This is the tale of the toughest man I ever met, a 90 something who fell off a ladder. Yes, a ladder. Why a 90 year old would be on a ladder defies the imagination as well as gravity, but understandable knowing that he also still rides a motorcycle. He was in amazing shape, a wiry muscular frame and sharp as a tack. With piercing blue eyes, he saw everything and used everyone's name.
The fall dislocated his shoulder. After a difficult series of manipulations with minimal medication, at his request, he shrugged the whole thing off like it was no big deal. He was chatty and engaging. He wore a WWII service cap. My partner asked him about his service, and he told us the where and when he had served. Her recounted the story of his most memorable WW2 experience like it happened yesterday, and not over 70 years ago.
"You see a lot of things. You think about them every day".
I was riveted as I rested my arms on the side rails and leaned in to catch every word. B, my partner, was on the other side of the cot, equally attentive. Without taking my eyes off him I slowly reached my hand toward the monitor to silence the alarm as he quietly told about his closest call, an explosion that destroyed his hearing but left him otherwise physically intact.

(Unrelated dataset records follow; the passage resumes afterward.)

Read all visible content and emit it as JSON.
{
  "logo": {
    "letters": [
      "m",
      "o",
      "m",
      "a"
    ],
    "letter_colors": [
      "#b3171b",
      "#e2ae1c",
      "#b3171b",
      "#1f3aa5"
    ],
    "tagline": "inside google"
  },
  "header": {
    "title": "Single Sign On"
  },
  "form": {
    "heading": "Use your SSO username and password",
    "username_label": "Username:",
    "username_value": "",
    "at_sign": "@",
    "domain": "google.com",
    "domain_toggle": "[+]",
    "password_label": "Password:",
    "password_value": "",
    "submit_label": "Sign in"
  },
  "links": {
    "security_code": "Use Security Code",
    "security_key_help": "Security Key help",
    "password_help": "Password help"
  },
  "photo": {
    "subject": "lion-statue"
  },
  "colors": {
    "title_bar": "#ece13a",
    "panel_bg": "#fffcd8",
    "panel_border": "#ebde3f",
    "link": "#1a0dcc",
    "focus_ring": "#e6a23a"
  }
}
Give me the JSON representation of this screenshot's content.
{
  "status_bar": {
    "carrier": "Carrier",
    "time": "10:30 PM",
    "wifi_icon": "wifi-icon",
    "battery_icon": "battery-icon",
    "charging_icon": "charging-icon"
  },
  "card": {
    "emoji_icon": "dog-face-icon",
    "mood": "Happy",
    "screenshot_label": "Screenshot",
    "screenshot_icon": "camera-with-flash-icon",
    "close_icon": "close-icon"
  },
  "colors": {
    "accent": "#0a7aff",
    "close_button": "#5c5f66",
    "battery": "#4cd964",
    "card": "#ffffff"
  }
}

"The other man (note he did not refer to him as the enemy) was as close as you and I were. I had my gun. He had a grenade. We looked each other in the eye, that look... we each knew what the other was thinking. In that second we both knew that he had to kill himself to kill me. As he opened his hand, I launched myself backwards. It was miraculous, I came out of it not hurt...but with a lot of him on me."
How do you get past something like that?
You live to age 90, being grateful every day for your life, and living it to the fullest by riding motorcycles and falling off ladders. And teaching life lessons.